Saturday, February 19, 2011

Early Mornings, Coffee, and Field Experience...

As of right now, I am busier than ever!  School has an odd way of stealing every single second of your time.  (My plate is full, therefore my appetite must increase!)

I have been going back and forth doing field experience for my Educational Foundations class, whose one of many objectives is to acquire 18 hours of serving teachers.  Over the past two weeks I've been visiting two schools (I'm not sure if any consequences would happen for posting their names in my blog.  So, I will refer to them as School A and School B)

School A:
Private School
95% White

School B:
Low-Income Public High School School
95% Black 

These schools are greatly different.  School "A" has the best facilities in the city.  "B"'s facilities are deemed adequate.  "A" has all the coolest technology on the market whereas "B" uses chalkboards and book work.

BUT...where are the similarities in these schools?

It's in the students....adolescent High-Schoolers....(this is the age group I observed)

It doesn't matter that school "B" has almost all black students and school "A" has mostly white.  ALL of these kids have a desire to learn.  They want to learn and understand.  ALL these kids want to communicate and interact with information around them.  They want to perceive the world around them.  They are ALL frustrated when they don't understand.  They ALL need extra instruction, but not only instruction.  They need a person to understand their confusion and kindle a desire for them to become a better person.

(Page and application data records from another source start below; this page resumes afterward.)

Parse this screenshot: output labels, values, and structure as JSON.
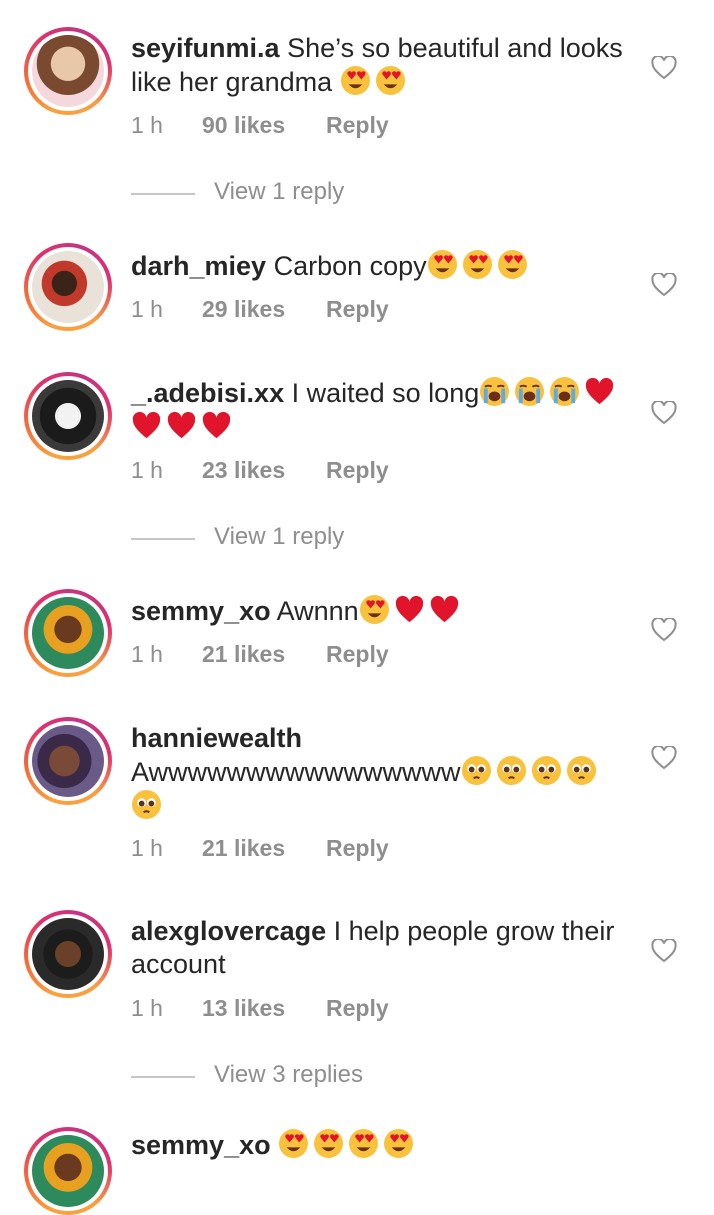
{
  "comments": [
    {
      "username": "seyifunmi.a",
      "text": "She’s so beautiful and looks like her grandma 😍😍",
      "time": "1 h",
      "likes": "90 likes",
      "reply_label": "Reply",
      "view_replies": "View 1 reply"
    },
    {
      "username": "darh_miey",
      "text": "Carbon copy😍😍😍",
      "time": "1 h",
      "likes": "29 likes",
      "reply_label": "Reply"
    },
    {
      "username": "_.adebisi.xx",
      "text": "I waited so long😭😭😭❤️❤️❤️❤️",
      "time": "1 h",
      "likes": "23 likes",
      "reply_label": "Reply",
      "view_replies": "View 1 reply"
    },
    {
      "username": "semmy_xo",
      "text": "Awnnn😍❤️❤️",
      "time": "1 h",
      "likes": "21 likes",
      "reply_label": "Reply"
    },
    {
      "username": "hanniewealth",
      "text": "Awwwwwwwwwwwwwwww🥺🥺🥺🥺🥺",
      "time": "1 h",
      "likes": "21 likes",
      "reply_label": "Reply"
    },
    {
      "username": "alexglovercage",
      "text": "I help people grow their account",
      "time": "1 h",
      "likes": "13 likes",
      "reply_label": "Reply",
      "view_replies": "View 3 replies"
    },
    {
      "username": "semmy_xo",
      "text": "😍😍😍😍"
    }
  ],
  "colors": {
    "text": "#262626",
    "muted": "#8e8e8e",
    "divider": "#c7c7c7",
    "heart_red": "#e0152b",
    "emoji_yellow": "#f9c23c"
  },
  "icons": {
    "like": "heart-outline-icon"
  }
}
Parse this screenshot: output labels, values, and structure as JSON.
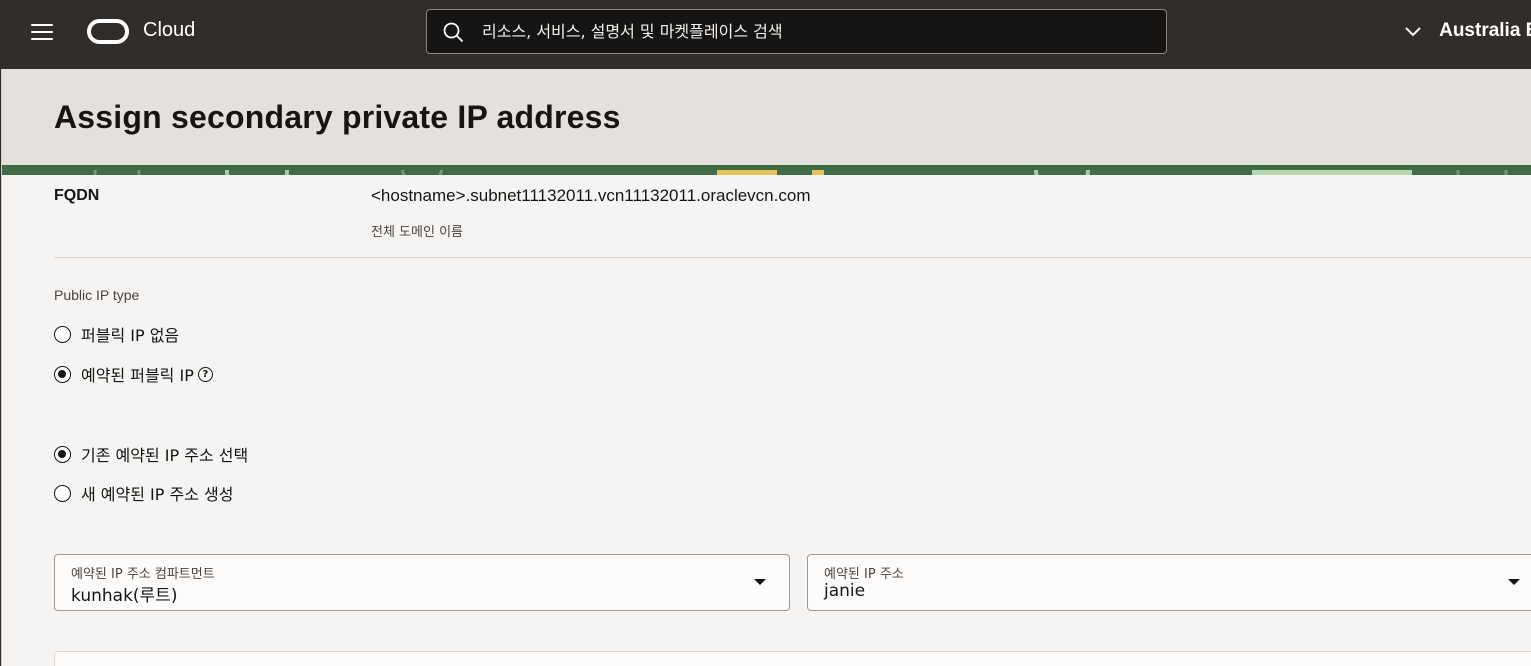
{
  "topbar": {
    "brand": "Cloud",
    "search_placeholder": "리소스, 서비스, 설명서 및 마켓플레이스 검색",
    "region": "Australia E"
  },
  "panel": {
    "title": "Assign secondary private IP address"
  },
  "fqdn": {
    "label": "FQDN",
    "value": "<hostname>.subnet11132011.vcn11132011.oraclevcn.com",
    "help": "전체 도메인 이름"
  },
  "public_ip": {
    "section_label": "Public IP type",
    "options": [
      {
        "label": "퍼블릭 IP 없음",
        "checked": false
      },
      {
        "label": "예약된 퍼블릭 IP",
        "checked": true,
        "help_icon": "?"
      }
    ]
  },
  "reserved_ip": {
    "options": [
      {
        "label": "기존 예약된 IP 주소 선택",
        "checked": true
      },
      {
        "label": "새 예약된 IP 주소 생성",
        "checked": false
      }
    ],
    "compartment": {
      "label": "예약된 IP 주소 컴파트먼트",
      "value": "kunhak(루트)"
    },
    "address": {
      "label": "예약된 IP 주소",
      "value": "janie"
    }
  }
}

As I was walking through school "A", it dawned on me that these students can't help that they are in this school.  They did not pick their situation.  They could not choose their family (yes, they are blessed they are in that family).  All they understand is they are here, this is my environment.

This applies to school "B" students.  They are in a black school, born into black culture, and have learned the things they know because of their environment.  The way they act is only a reflection of the environment around them. 

Throughout these hours of field experience, my mind keeps coming back to this thought:
Everyone has the freedom to achieve their desires (goals, aspirations, DREAMS)......but these desires seem to be shaped by social surroundings......Does this mean that some people have greater chances of achieving? Do social stratifications mean we are not all equal and freedom is limited?


  1. Hey Josh,

    I am glad you are continuing to blog. I really have a strong opinion about this subject. It is no accident that these students are going to school in the school they are in.

    I took a very good teacher for Education in a Diverse Society. She taught me some important things about my culture and what I had no idea existed. White privilege. It is something that we have as a white person that no person of color will ever get to experience. I wish it wasn't so but white privilege is something that white people will always have, and it blinds us from seeing people of color at an individual level.

    I encourage you to look up Time Wise. He is an expert when it comes to White privilege and I think that is exactly what you have experienced with the contrast of school A and B.

    It is awesome that you are still blogging! I am interested to see more of your post Josh.

    Stephen Akins

  2. I'm sorry there is a type-o in my previous comment...It is not "Time Wise" it is "Tim Wise". Sorry about that....

  3. Wow, I just checked out Tim Wise. He is a powerful speaker!!! Thanks for the suggestion.

  4. Joshua,
    I had the same E.D.S. teacher as Stephen, and she is amazing. You should see if you can get a reading list from her before she leaves, Dr. Juarez. You astutely point out that one's social surroundings do shape their dreams. All children start out dreaming unhindered, but their family, peers, neighbors, and our society as a whole either build these dreams or chip away at them. I would argue that in school A, very few students are ever told they can't become whatever they dream, but those students in school B are daily told what they can and can not expect to become. As Stephen pointed out, very few whites realize we have a birthright of privilege. We do not have to worry about being pulled over by the cops for "driving while black or latino". There is so much more to all of this, most of which I do not understand fully yet, but I am trying. Good luck to you. My observations were a horrible experience for me. None of the teachers really seemed to want to be there.